When you get to the point that your current job doesn’t meet your needs, whatever the reason, obviously a job search must begin. But how do you manage it quietly, without alerting your current boss that you want to move on before you’re ready to tell the news yourself? In some respects, telling a boss that you plan to leave will result in a possible bonus for you, either in salary, position, or a combination of the two. On the other hand, letting your cards show can lead to a negative response that may range anywhere from getting a reputation as a disloyal backstabber to getting fired on the spot in some extreme cases. So tread lightly until you feel ready to break the news yourself.
Avoid changing your work persona.
As you begin checking out new opportunities, you may begin mentally checking out by easing up on your enthusiasm at work. A boss will notice if your work habits become less devoted, for example, by volunteering less to tackle new projects or take on overtime. Keep up appearances at any social work functions and don’t give a boss any reason to question your suddenly changing habits.
Keep any job activity off the premises.

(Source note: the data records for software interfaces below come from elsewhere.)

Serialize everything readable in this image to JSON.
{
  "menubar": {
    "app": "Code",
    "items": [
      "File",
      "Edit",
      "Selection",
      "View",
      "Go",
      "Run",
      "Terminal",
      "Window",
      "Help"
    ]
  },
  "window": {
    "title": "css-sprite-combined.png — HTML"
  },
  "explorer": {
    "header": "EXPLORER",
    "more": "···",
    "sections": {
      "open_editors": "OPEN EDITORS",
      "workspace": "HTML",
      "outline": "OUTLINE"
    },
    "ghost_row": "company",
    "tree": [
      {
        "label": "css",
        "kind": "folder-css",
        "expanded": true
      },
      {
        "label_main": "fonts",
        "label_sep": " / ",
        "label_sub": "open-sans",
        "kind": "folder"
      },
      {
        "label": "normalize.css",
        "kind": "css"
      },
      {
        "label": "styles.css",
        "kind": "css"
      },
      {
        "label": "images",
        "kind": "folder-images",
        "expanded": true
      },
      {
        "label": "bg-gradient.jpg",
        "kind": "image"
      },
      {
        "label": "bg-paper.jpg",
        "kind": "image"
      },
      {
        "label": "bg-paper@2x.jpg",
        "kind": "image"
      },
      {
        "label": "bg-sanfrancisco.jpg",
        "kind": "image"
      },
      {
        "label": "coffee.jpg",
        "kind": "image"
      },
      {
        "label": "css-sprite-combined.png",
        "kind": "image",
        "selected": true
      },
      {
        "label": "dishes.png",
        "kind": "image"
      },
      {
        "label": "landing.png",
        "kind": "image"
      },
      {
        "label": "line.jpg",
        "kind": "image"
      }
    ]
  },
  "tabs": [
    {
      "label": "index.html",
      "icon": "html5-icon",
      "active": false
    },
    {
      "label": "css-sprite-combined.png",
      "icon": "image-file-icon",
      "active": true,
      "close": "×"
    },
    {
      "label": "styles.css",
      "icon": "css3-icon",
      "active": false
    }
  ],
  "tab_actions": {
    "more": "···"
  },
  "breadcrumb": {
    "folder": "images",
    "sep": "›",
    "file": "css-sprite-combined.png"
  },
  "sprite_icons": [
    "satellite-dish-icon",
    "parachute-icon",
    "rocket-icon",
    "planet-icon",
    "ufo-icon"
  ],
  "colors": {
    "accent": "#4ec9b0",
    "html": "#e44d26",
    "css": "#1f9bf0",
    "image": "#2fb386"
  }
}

In a similar vein, do everything you can to schedule any interviews outside of working hours. Whether you have to do an early-morning coffee, a lunchtime meeting, or an after-hours interview, make it happen: Taking sporadic half-days or even entire days will raise a red flag to an employer that you’ve begun to set your sights elsewhere. And whatever you do, do NOT wear your interview outfit to work. Even if you have to get creative with a car, a public bathroom, the gym, or the last remaining phonebooth, change into your outfit outside of your current place of employment.
Take extra care with your social media.
Have you become “friends” with your boss on LinkedIn or Facebook? If so, take extra care with your settings: Again, a boss will take notice if you suddenly update your profile with skills, a new and professional picture, and a revamped general profile. You can also go into your settings and edit your privacy controls so others won’t see your activity broadcasts, even going so far as to limit your activity feed to only yourself. You can also eliminate feed updates of when you update your profile or follow other companies. And absolutely don’t make the error of writing anything on social media about a job search…you never know who may mention something to your boss even if you aren’t directly connected.
Play it close to the vest.
You may feel excited about looking for a new job, but save yourself potential anguish and just don’t mention it at work. To anyone. At all. A slip of the tongue, either accidentally or intentionally, could create a very awkward situation for you.
As you quietly and carefully look for your next job, consider PrideStaff. Their award-winning staff can work with you discreetly to find you the best fit.